Before a state can impose a tax liability and filing responsibility on an out-of-state entity, it must show that the entity’s activities within the state are sufficient to support an assertion of jurisdiction over the entity’s person or property. This jurisdictional concept, which is commonly referred to as nexus, is one of the core issues of multistate taxation, and is the subject of substantial amounts of legislation, regulatory action, and litigation at both the state and federal level. At its heart, nexus is about each state’s sovereign power to tax, and is best understood by examining the implications of the limitations placed thereon by the U. S. Constitution, federal law, and state law.
Nexus applies to all taxes, including sales and use tax and income and franchise taxes. An analysis of whether an entity is subject to tax in a particular state or locality must begin with one question: Does the state have jurisdiction to tax my business activity? The answer, of course, is not always so simple. Entities currently doing business in more than one jurisdiction must be certain that their activities are appropriately accounted for and any necessary compliance obligations fulfilled. Here are a few of the many questions that must be asked when determining whether nexus for your entity exists in states where your business does not currently file:
- Does your business maintain real or personal property in the state?
- Does your business have employees or independent contractors that travel into non-filing states?
- Do you have significant sales in a state?
- Do you sell cloud-based services to customers in other states?

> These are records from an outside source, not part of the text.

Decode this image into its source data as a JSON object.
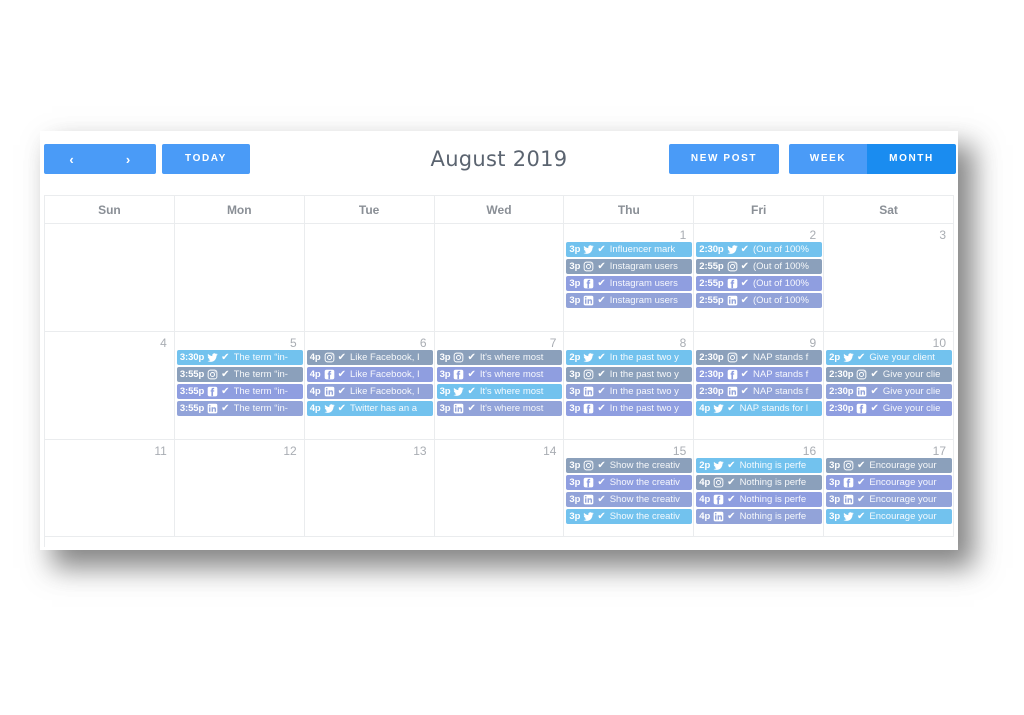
{
  "toolbar": {
    "prev_label": "‹",
    "next_label": "›",
    "today_label": "TODAY",
    "title": "August 2019",
    "new_post_label": "NEW POST",
    "week_label": "WEEK",
    "month_label": "MONTH",
    "active_view": "MONTH",
    "colors": {
      "accent": "#4a9bf7",
      "accent_active": "#1a8cf0",
      "title_text": "#5b6470"
    }
  },
  "calendar": {
    "day_names": [
      "Sun",
      "Mon",
      "Tue",
      "Wed",
      "Thu",
      "Fri",
      "Sat"
    ],
    "platform_colors": {
      "twitter": "#72c2ee",
      "instagram": "#8ba0bb",
      "facebook": "#8f9ee0",
      "linkedin": "#92a3d9"
    },
    "check_glyph": "✔",
    "weeks": [
      {
        "days": [
          {
            "num": "",
            "events": []
          },
          {
            "num": "",
            "events": []
          },
          {
            "num": "",
            "events": []
          },
          {
            "num": "",
            "events": []
          },
          {
            "num": "1",
            "events": [
              {
                "time": "3p",
                "platform": "twitter",
                "title": "Influencer mark"
              },
              {
                "time": "3p",
                "platform": "instagram",
                "title": "Instagram users"
              },
              {
                "time": "3p",
                "platform": "facebook",
                "title": "Instagram users"
              },
              {
                "time": "3p",
                "platform": "linkedin",
                "title": "Instagram users"
              }
            ]
          },
          {
            "num": "2",
            "events": [
              {
                "time": "2:30p",
                "platform": "twitter",
                "title": "(Out of 100%"
              },
              {
                "time": "2:55p",
                "platform": "instagram",
                "title": "(Out of 100%"
              },
              {
                "time": "2:55p",
                "platform": "facebook",
                "title": "(Out of 100%"
              },
              {
                "time": "2:55p",
                "platform": "linkedin",
                "title": "(Out of 100%"
              }
            ]
          },
          {
            "num": "3",
            "events": []
          }
        ]
      },
      {
        "days": [
          {
            "num": "4",
            "events": []
          },
          {
            "num": "5",
            "events": [
              {
                "time": "3:30p",
                "platform": "twitter",
                "title": "The term “in-"
              },
              {
                "time": "3:55p",
                "platform": "instagram",
                "title": "The term “in-"
              },
              {
                "time": "3:55p",
                "platform": "facebook",
                "title": "The term “in-"
              },
              {
                "time": "3:55p",
                "platform": "linkedin",
                "title": "The term “in-"
              }
            ]
          },
          {
            "num": "6",
            "events": [
              {
                "time": "4p",
                "platform": "instagram",
                "title": "Like Facebook, I"
              },
              {
                "time": "4p",
                "platform": "facebook",
                "title": "Like Facebook, I"
              },
              {
                "time": "4p",
                "platform": "linkedin",
                "title": "Like Facebook, I"
              },
              {
                "time": "4p",
                "platform": "twitter",
                "title": "Twitter has an a"
              }
            ]
          },
          {
            "num": "7",
            "events": [
              {
                "time": "3p",
                "platform": "instagram",
                "title": "It's where most"
              },
              {
                "time": "3p",
                "platform": "facebook",
                "title": "It's where most"
              },
              {
                "time": "3p",
                "platform": "twitter",
                "title": "It's where most"
              },
              {
                "time": "3p",
                "platform": "linkedin",
                "title": "It's where most"
              }
            ]
          },
          {
            "num": "8",
            "events": [
              {
                "time": "2p",
                "platform": "twitter",
                "title": "In the past two y"
              },
              {
                "time": "3p",
                "platform": "instagram",
                "title": "In the past two y"
              },
              {
                "time": "3p",
                "platform": "linkedin",
                "title": "In the past two y"
              },
              {
                "time": "3p",
                "platform": "facebook",
                "title": "In the past two y"
              }
            ]
          },
          {
            "num": "9",
            "events": [
              {
                "time": "2:30p",
                "platform": "instagram",
                "title": "NAP stands f"
              },
              {
                "time": "2:30p",
                "platform": "facebook",
                "title": "NAP stands f"
              },
              {
                "time": "2:30p",
                "platform": "linkedin",
                "title": "NAP stands f"
              },
              {
                "time": "4p",
                "platform": "twitter",
                "title": "NAP stands for l"
              }
            ]
          },
          {
            "num": "10",
            "events": [
              {
                "time": "2p",
                "platform": "twitter",
                "title": "Give your client"
              },
              {
                "time": "2:30p",
                "platform": "instagram",
                "title": "Give your clie"
              },
              {
                "time": "2:30p",
                "platform": "linkedin",
                "title": "Give your clie"
              },
              {
                "time": "2:30p",
                "platform": "facebook",
                "title": "Give your clie"
              }
            ]
          }
        ]
      },
      {
        "days": [
          {
            "num": "11",
            "events": []
          },
          {
            "num": "12",
            "events": []
          },
          {
            "num": "13",
            "events": []
          },
          {
            "num": "14",
            "events": []
          },
          {
            "num": "15",
            "events": [
              {
                "time": "3p",
                "platform": "instagram",
                "title": "Show the creativ"
              },
              {
                "time": "3p",
                "platform": "facebook",
                "title": "Show the creativ"
              },
              {
                "time": "3p",
                "platform": "linkedin",
                "title": "Show the creativ"
              },
              {
                "time": "3p",
                "platform": "twitter",
                "title": "Show the creativ"
              }
            ]
          },
          {
            "num": "16",
            "events": [
              {
                "time": "2p",
                "platform": "twitter",
                "title": "Nothing is perfe"
              },
              {
                "time": "4p",
                "platform": "instagram",
                "title": "Nothing is perfe"
              },
              {
                "time": "4p",
                "platform": "facebook",
                "title": "Nothing is perfe"
              },
              {
                "time": "4p",
                "platform": "linkedin",
                "title": "Nothing is perfe"
              }
            ]
          },
          {
            "num": "17",
            "events": [
              {
                "time": "3p",
                "platform": "instagram",
                "title": "Encourage your"
              },
              {
                "time": "3p",
                "platform": "facebook",
                "title": "Encourage your"
              },
              {
                "time": "3p",
                "platform": "linkedin",
                "title": "Encourage your"
              },
              {
                "time": "3p",
                "platform": "twitter",
                "title": "Encourage your"
              }
            ]
          }
        ]
      }
    ]
  }
}
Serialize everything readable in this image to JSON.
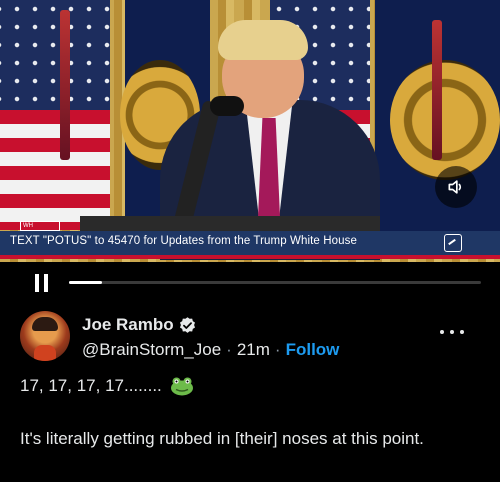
{
  "video": {
    "caption_logo": "WH",
    "caption_text": "TEXT \"POTUS\" to 45470 for Updates from the Trump White House",
    "progress_fraction": 0.08
  },
  "tweet": {
    "display_name": "Joe Rambo",
    "handle": "@BrainStorm_Joe",
    "separator": "·",
    "time": "21m",
    "follow_label": "Follow",
    "line1": "17, 17, 17, 17........",
    "line1_emoji": "frog-icon",
    "line2": "It's literally getting rubbed in [their] noses at this point."
  },
  "colors": {
    "accent": "#1d9bf0",
    "background": "#000000",
    "text": "#e7e9ea",
    "caption_bar": "#1f3765",
    "caption_stripe": "#c8102e"
  }
}
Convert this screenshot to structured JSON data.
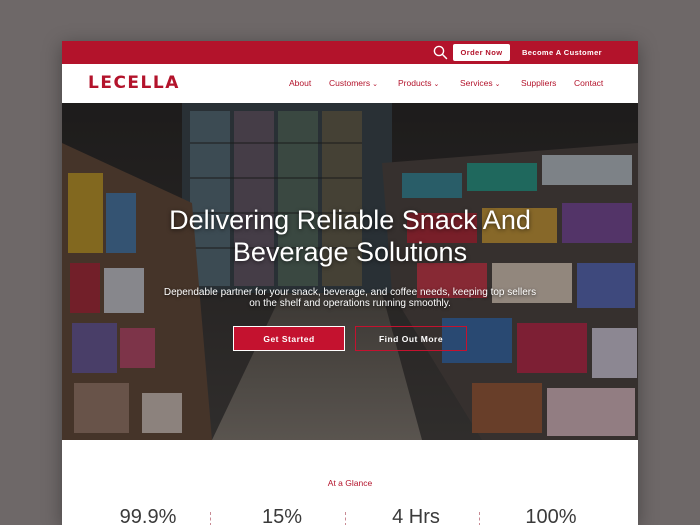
{
  "topbar": {
    "order_now": "Order Now",
    "become_customer": "Become A Customer"
  },
  "header": {
    "logo": "LECELLA",
    "nav": [
      {
        "label": "About",
        "has_dropdown": false
      },
      {
        "label": "Customers",
        "has_dropdown": true
      },
      {
        "label": "Products",
        "has_dropdown": true
      },
      {
        "label": "Services",
        "has_dropdown": true
      },
      {
        "label": "Suppliers",
        "has_dropdown": false
      },
      {
        "label": "Contact",
        "has_dropdown": false
      }
    ]
  },
  "hero": {
    "title_line1": "Delivering Reliable Snack And",
    "title_line2": "Beverage Solutions",
    "subtitle": "Dependable partner for your snack, beverage, and coffee needs, keeping top sellers on the shelf and operations running smoothly.",
    "primary_cta": "Get Started",
    "secondary_cta": "Find Out More"
  },
  "glance": {
    "heading": "At a Glance",
    "stats": [
      "99.9%",
      "15%",
      "4 Hrs",
      "100%"
    ]
  },
  "colors": {
    "brand_red": "#b3132b",
    "background": "#6e6868"
  },
  "icons": {
    "search": "search-icon",
    "dropdown": "chevron-down-icon"
  }
}
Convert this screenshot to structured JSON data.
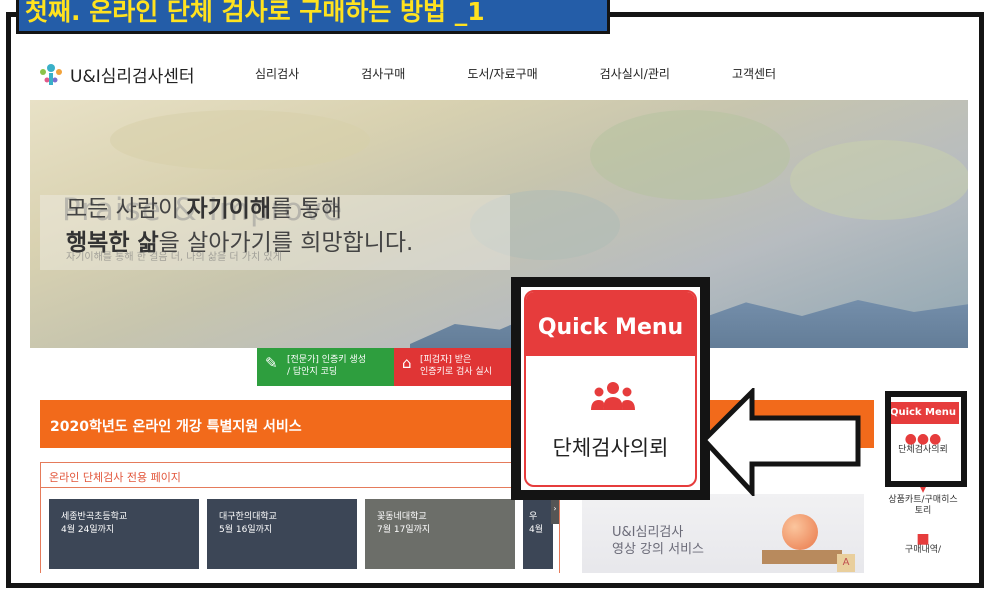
{
  "slide_title": "첫째. 온라인 단체 검사로 구매하는 방법 _1",
  "site": {
    "logo_text": "U&I심리검사센터",
    "nav": [
      "심리검사",
      "검사구매",
      "도서/자료구매",
      "검사실시/관리",
      "고객센터"
    ]
  },
  "hero": {
    "headline_line1_pre": "모든 사람이 ",
    "headline_line1_bold": "자기이해",
    "headline_line1_post": "를 통해",
    "headline_line2_bold": "행복한 삶",
    "headline_line2_post": "을 살아가기를 희망합니다.",
    "ghost_text": "Praise & Improve",
    "sub_text": "자기이해를 통해 한 걸음 더, 나의 삶을 더 가치 있게",
    "slides": 5,
    "active_slide": 1
  },
  "actions": {
    "expert_line1": "[전문가] 인증키 생성",
    "expert_line2": "/ 답안지 코딩",
    "tester_line1": "[피검자] 받은",
    "tester_line2": "인증키로 검사 실시"
  },
  "service_bar": "2020학년도 온라인 개강 특별지원 서비스",
  "group_page": {
    "title": "온라인 단체검사 전용 페이지",
    "cards": [
      {
        "name": "세종반곡초등학교",
        "date": "4월 24일까지"
      },
      {
        "name": "대구한의대학교",
        "date": "5월 16일까지"
      },
      {
        "name": "꽃동네대학교",
        "date": "7월 17일까지"
      },
      {
        "name": "우",
        "date": "4월"
      }
    ]
  },
  "video_box": {
    "line1": "U&I심리검사",
    "line2": "영상 강의 서비스"
  },
  "quick_menu": {
    "header": "Quick Menu",
    "items": [
      "단체검사의뢰",
      "상품카트/구매히스토리",
      "구매내역/"
    ]
  },
  "zoom": {
    "header": "Quick Menu",
    "label": "단체검사의뢰"
  },
  "colors": {
    "title_bg": "#245da8",
    "title_text": "#ffe21f",
    "accent_red": "#e63c3c",
    "orange": "#f26a1b",
    "green": "#2e9e3e"
  }
}
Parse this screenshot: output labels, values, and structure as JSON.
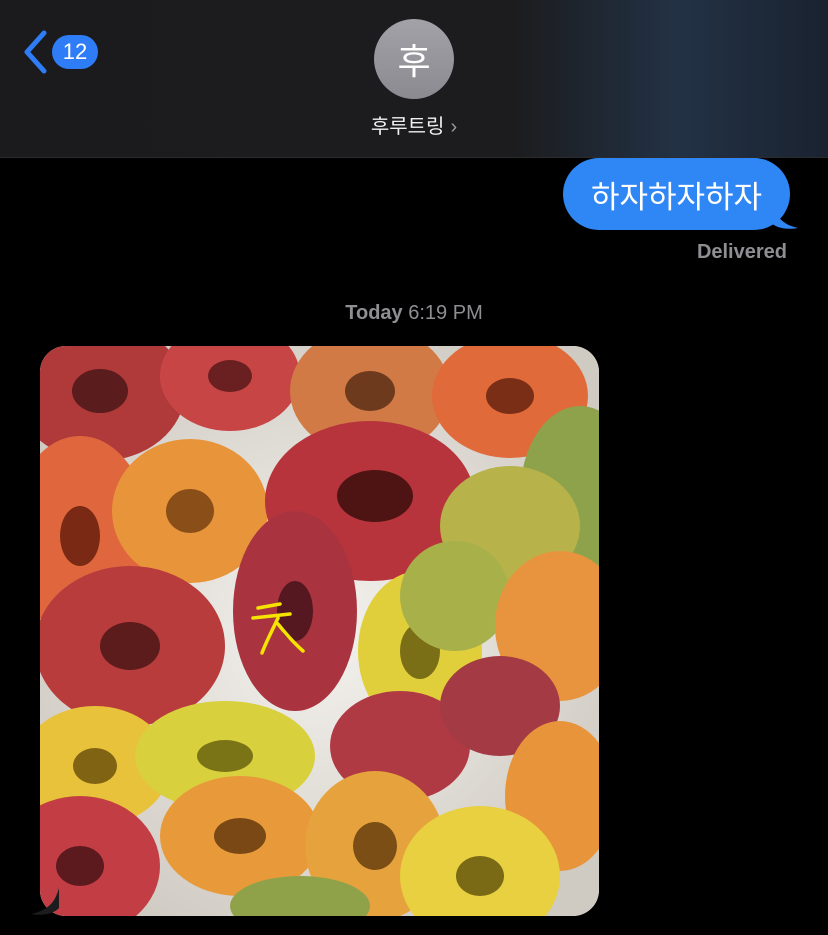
{
  "header": {
    "back_count": "12",
    "avatar_initial": "후",
    "contact_name": "후루트링"
  },
  "messages": {
    "outgoing_text": "하자하자하자",
    "delivered_label": "Delivered",
    "timestamp_day": "Today",
    "timestamp_time": "6:19 PM",
    "photo_annotation": "굿"
  },
  "colors": {
    "bubble_blue": "#2f86f5",
    "badge_blue": "#2f7df6",
    "secondary_text": "#8e8e93"
  }
}
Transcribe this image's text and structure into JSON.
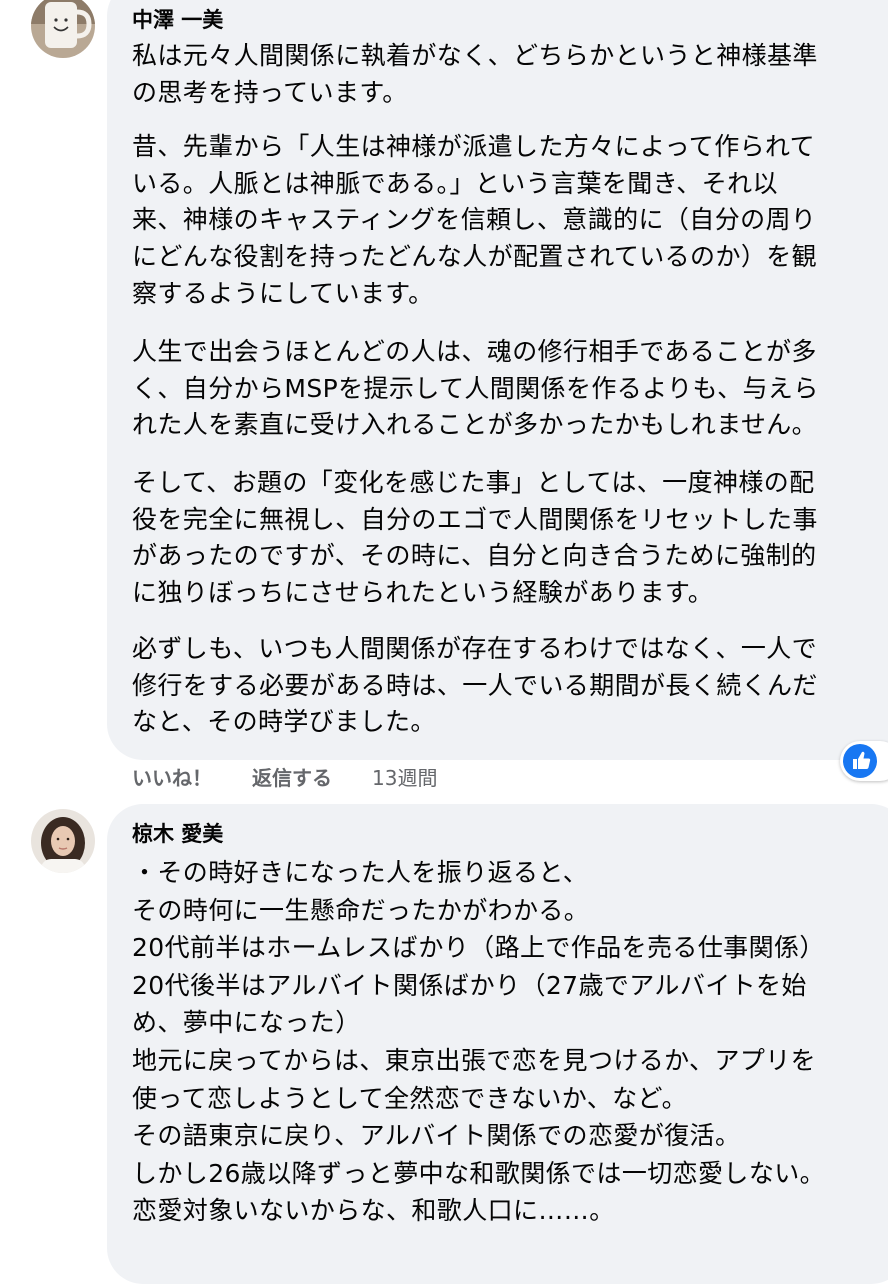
{
  "comments": [
    {
      "author": "中澤 一美",
      "paragraphs": [
        [
          "私は元々人間関係に執着がなく、どちらかというと神様基準",
          "の思考を持っています。"
        ],
        [
          "昔、先輩から「人生は神様が派遣した方々によって作られて",
          "いる。人脈とは神脈である。」という言葉を聞き、それ以",
          "来、神様のキャスティングを信頼し、意識的に（自分の周り",
          "にどんな役割を持ったどんな人が配置されているのか）を観",
          "察するようにしています。"
        ],
        [
          "人生で出会うほとんどの人は、魂の修行相手であることが多",
          "く、自分からMSPを提示して人間関係を作るよりも、与えら",
          "れた人を素直に受け入れることが多かったかもしれません。"
        ],
        [
          "そして、お題の「変化を感じた事」としては、一度神様の配",
          "役を完全に無視し、自分のエゴで人間関係をリセットした事",
          "があったのですが、その時に、自分と向き合うために強制的",
          "に独りぼっちにさせられたという経験があります。"
        ],
        [
          "必ずしも、いつも人間関係が存在するわけではなく、一人で",
          "修行をする必要がある時は、一人でいる期間が長く続くんだ",
          "なと、その時学びました。"
        ]
      ],
      "actions": {
        "like": "いいね！",
        "reply": "返信する",
        "time": "13週間"
      }
    },
    {
      "author": "椋木 愛美",
      "lines": [
        "・その時好きになった人を振り返ると、",
        "その時何に一生懸命だったかがわかる。",
        "20代前半はホームレスばかり（路上で作品を売る仕事関係）",
        "20代後半はアルバイト関係ばかり（27歳でアルバイトを始",
        "め、夢中になった）",
        "地元に戻ってからは、東京出張で恋を見つけるか、アプリを",
        "使って恋しようとして全然恋できないか、など。",
        "その語東京に戻り、アルバイト関係での恋愛が復活。",
        "しかし26歳以降ずっと夢中な和歌関係では一切恋愛しない。",
        "恋愛対象いないからな、和歌人口に……。"
      ]
    }
  ],
  "colors": {
    "bubble": "#f0f2f5",
    "meta_text": "#65676b",
    "like_blue": "#1877f2"
  }
}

In addition to the well-established nexus concepts, businesses must be aware that, in recent years, states have taken an aggressive approach to expanding traditional notions of nexus and are continually pushing the legislative and regulatory boundaries of which activities create nexus within their borders. Those expansions are often under fire by opponents and often in litigation; nevertheless a diligent review of expansion to determine a potential impact on your business is necessary.